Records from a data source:
#####

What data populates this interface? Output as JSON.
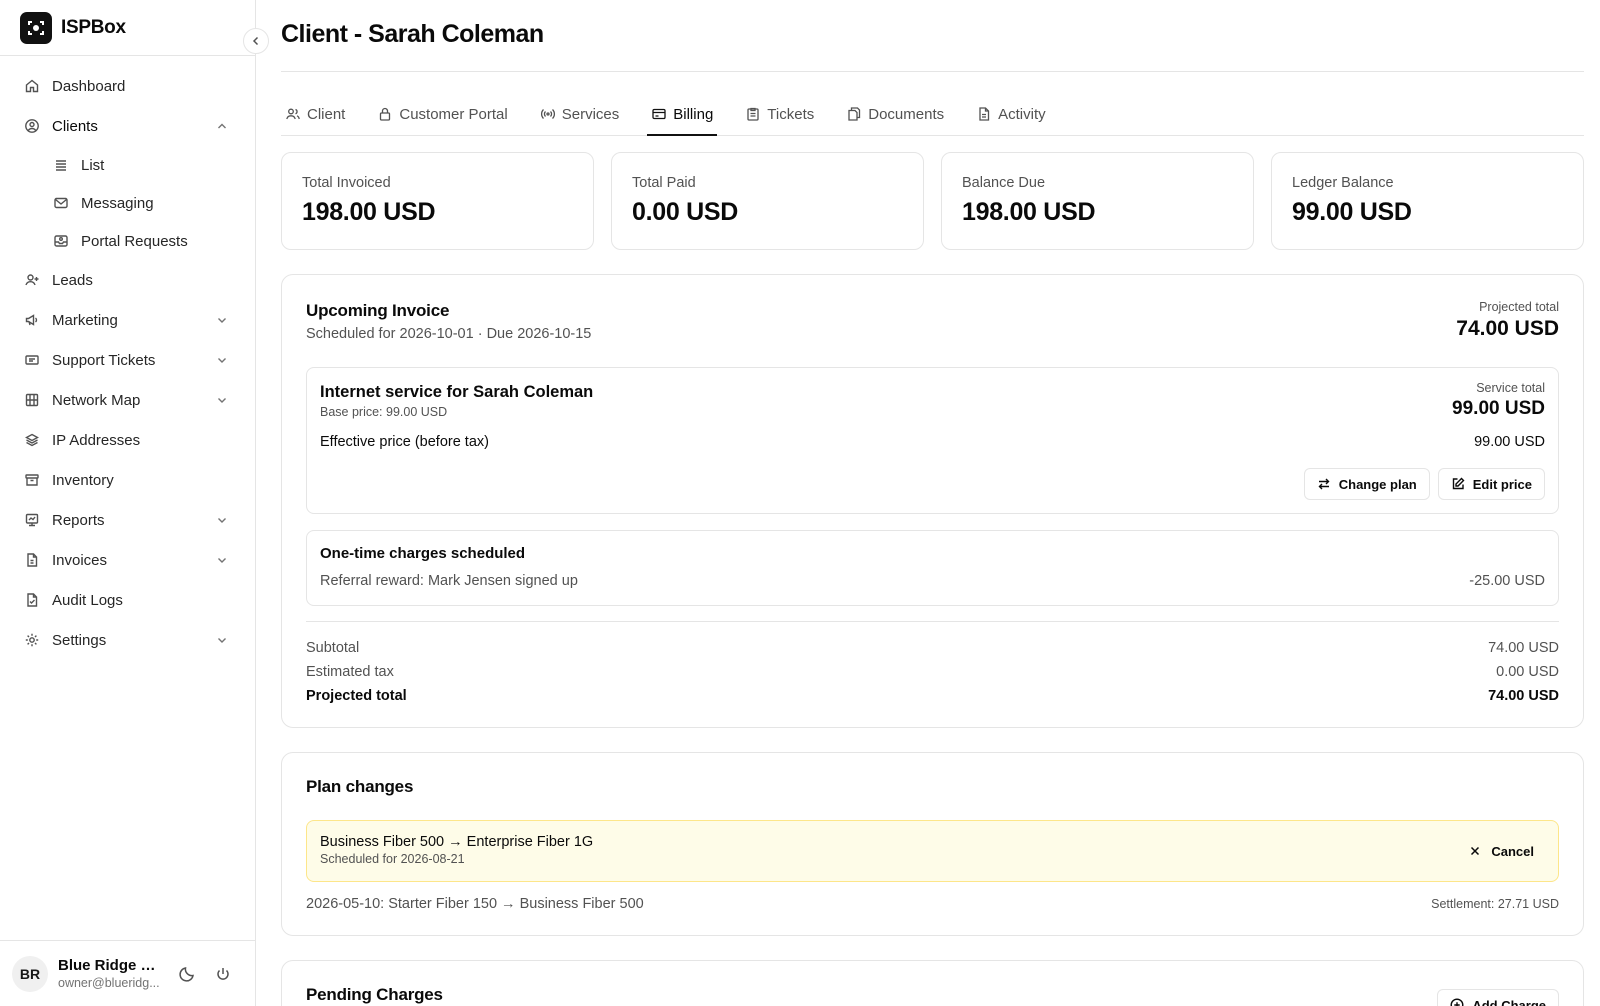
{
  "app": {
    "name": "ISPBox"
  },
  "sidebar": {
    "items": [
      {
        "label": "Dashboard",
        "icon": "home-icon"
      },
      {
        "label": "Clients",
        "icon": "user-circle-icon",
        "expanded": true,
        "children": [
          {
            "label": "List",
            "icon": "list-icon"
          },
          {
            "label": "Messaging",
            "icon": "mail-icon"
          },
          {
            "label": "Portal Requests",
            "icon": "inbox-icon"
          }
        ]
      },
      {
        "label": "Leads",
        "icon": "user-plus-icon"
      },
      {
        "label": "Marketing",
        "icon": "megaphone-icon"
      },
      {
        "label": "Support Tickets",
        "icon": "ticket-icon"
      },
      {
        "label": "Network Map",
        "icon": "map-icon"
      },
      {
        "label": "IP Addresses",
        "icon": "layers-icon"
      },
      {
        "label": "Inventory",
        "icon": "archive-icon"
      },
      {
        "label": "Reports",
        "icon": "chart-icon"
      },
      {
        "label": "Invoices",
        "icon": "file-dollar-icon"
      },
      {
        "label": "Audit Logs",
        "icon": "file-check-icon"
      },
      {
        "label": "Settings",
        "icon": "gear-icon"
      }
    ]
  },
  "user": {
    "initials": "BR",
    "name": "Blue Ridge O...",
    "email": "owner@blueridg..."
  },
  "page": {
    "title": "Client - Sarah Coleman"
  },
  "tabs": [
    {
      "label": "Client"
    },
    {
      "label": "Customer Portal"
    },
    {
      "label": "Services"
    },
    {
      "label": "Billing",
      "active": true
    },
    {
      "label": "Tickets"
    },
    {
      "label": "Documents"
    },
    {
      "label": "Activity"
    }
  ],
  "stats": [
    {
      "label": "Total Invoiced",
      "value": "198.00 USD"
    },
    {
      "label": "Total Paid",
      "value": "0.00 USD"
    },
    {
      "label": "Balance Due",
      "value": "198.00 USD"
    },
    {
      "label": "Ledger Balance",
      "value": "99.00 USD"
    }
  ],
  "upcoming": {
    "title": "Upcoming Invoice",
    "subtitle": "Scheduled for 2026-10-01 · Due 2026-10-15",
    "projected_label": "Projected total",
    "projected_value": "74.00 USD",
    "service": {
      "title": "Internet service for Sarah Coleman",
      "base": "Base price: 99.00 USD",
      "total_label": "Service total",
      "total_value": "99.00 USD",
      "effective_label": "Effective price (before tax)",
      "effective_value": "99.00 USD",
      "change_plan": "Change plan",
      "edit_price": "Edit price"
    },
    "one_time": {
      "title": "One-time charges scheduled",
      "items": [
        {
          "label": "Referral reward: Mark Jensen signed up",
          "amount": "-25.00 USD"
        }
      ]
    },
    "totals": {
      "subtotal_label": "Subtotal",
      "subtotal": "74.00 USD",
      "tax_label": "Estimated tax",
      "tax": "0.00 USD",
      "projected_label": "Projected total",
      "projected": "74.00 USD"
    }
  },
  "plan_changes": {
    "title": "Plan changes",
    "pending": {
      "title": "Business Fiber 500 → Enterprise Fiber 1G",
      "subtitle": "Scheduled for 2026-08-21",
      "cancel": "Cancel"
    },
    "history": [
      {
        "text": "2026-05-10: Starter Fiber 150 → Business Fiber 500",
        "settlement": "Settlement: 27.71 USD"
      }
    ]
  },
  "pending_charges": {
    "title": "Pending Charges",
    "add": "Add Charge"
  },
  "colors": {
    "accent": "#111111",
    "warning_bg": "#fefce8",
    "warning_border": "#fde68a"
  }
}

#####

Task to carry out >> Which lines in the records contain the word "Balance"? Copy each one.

Task response >>
      "label": "Balance Due",
      "label": "Ledger Balance",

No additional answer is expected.